■ **Problem**
For the entries below, report every line that includes the word "name".

■ **Records drawn from a dataset**
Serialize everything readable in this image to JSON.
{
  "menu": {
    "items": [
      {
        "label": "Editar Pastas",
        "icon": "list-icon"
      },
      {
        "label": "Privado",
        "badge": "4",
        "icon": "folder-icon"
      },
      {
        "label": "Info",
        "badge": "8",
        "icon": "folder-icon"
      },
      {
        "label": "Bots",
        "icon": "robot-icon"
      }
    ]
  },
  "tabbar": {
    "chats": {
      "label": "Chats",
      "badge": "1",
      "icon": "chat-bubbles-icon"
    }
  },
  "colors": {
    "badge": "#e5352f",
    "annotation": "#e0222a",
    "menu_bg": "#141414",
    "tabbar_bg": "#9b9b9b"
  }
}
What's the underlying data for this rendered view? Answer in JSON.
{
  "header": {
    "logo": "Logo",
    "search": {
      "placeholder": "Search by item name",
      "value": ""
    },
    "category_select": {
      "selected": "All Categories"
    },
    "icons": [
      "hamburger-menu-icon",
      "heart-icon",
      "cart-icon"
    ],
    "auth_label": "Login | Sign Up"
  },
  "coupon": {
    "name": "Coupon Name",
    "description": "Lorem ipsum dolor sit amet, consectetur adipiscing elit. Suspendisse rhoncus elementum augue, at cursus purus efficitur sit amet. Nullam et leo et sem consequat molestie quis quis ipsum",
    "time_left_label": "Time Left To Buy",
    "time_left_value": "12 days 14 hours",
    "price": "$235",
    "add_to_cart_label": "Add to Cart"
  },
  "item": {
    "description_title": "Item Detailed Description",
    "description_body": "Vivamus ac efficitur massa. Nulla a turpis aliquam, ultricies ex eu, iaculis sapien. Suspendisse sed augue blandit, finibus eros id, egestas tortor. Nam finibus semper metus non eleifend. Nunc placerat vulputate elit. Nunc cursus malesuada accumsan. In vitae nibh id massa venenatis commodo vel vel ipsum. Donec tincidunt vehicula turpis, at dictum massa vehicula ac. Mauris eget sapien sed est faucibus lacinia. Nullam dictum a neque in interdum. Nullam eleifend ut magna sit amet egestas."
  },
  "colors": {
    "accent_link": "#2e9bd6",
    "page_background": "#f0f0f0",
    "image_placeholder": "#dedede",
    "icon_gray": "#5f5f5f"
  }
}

■ **Solution for this problem**
      "placeholder": "Search by item name",
    "name": "Coupon Name",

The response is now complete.